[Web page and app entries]
- Opening Delimiter -
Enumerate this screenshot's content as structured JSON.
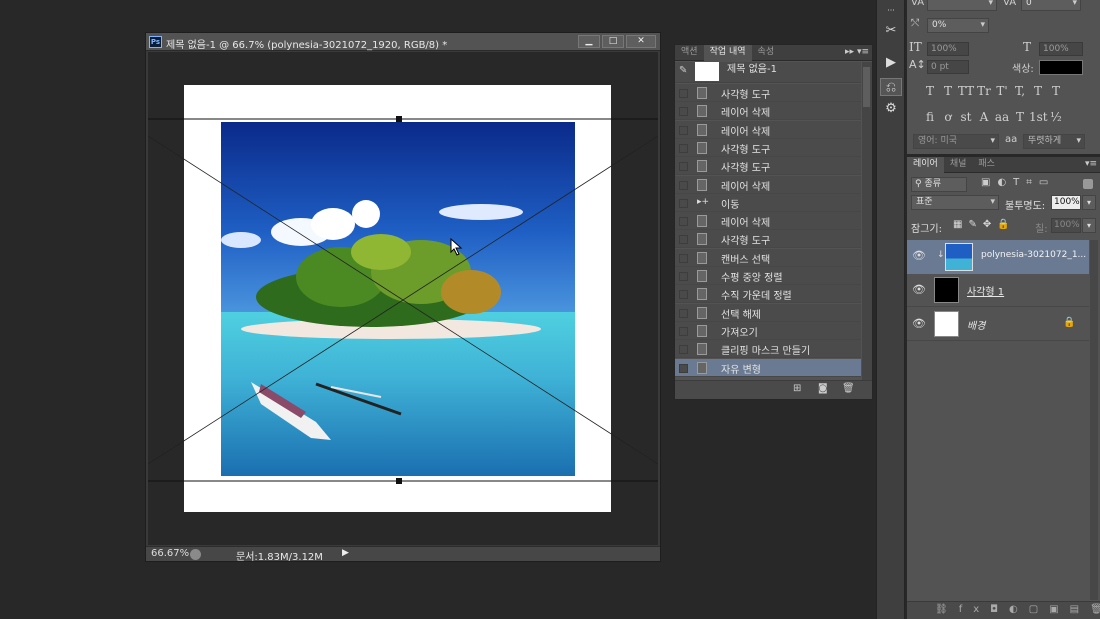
{
  "document": {
    "title": "제목 없음-1 @ 66.7% (polynesia-3021072_1920, RGB/8) *",
    "ps_icon": "Ps",
    "zoom": "66.67%",
    "doc_size": "문서:1.83M/3.12M",
    "window_buttons": {
      "minimize": "▁",
      "maximize": "□",
      "close": "✕"
    }
  },
  "history_panel": {
    "tabs": [
      "액션",
      "작업 내역",
      "속성"
    ],
    "active_tab": 1,
    "snapshot_label": "제목 없음-1",
    "items": [
      {
        "label": "사각형 도구"
      },
      {
        "label": "레이어 삭제"
      },
      {
        "label": "레이어 삭제"
      },
      {
        "label": "사각형 도구"
      },
      {
        "label": "사각형 도구"
      },
      {
        "label": "레이어 삭제"
      },
      {
        "label": "이동"
      },
      {
        "label": "레이어 삭제"
      },
      {
        "label": "사각형 도구"
      },
      {
        "label": "캔버스 선택"
      },
      {
        "label": "수평 중앙 정렬"
      },
      {
        "label": "수직 가운데 정렬"
      },
      {
        "label": "선택 해제"
      },
      {
        "label": "가져오기"
      },
      {
        "label": "클리핑 마스크 만들기"
      },
      {
        "label": "자유 변형"
      }
    ],
    "selected_index": 15
  },
  "character_panel": {
    "kerning_value": "0",
    "scale_percent": "0%",
    "vertical_scale": "100%",
    "horizontal_scale": "100%",
    "baseline": "0 pt",
    "color_label": "색상:",
    "language": "영어: 미국",
    "antialias_label": "aa",
    "antialias": "뚜렷하게",
    "style_buttons": [
      "T",
      "T",
      "TT",
      "Tr",
      "T'",
      "T,",
      "T",
      "T"
    ],
    "opentype_buttons": [
      "fi",
      "ơ",
      "st",
      "A",
      "aa",
      "T",
      "1st",
      "½"
    ]
  },
  "layers_panel": {
    "tabs": [
      "레이어",
      "채널",
      "패스"
    ],
    "filter": "종류",
    "blend_mode": "표준",
    "opacity_label": "불투명도:",
    "opacity": "100%",
    "lock_label": "잠그기:",
    "fill_label": "칠:",
    "fill": "100%",
    "layers": [
      {
        "name": "polynesia-3021072_1...",
        "selected": true
      },
      {
        "name": "사각형 1",
        "selected": false
      },
      {
        "name": "배경",
        "selected": false
      }
    ]
  },
  "colors": {
    "selection": "#6a7a93",
    "panel": "#535353",
    "background": "#282828"
  }
}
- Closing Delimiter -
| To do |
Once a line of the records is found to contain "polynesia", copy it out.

| Exercise solution |
    "title": "제목 없음-1 @ 66.7% (polynesia-3021072_1920, RGB/8) *",
        "name": "polynesia-3021072_1...",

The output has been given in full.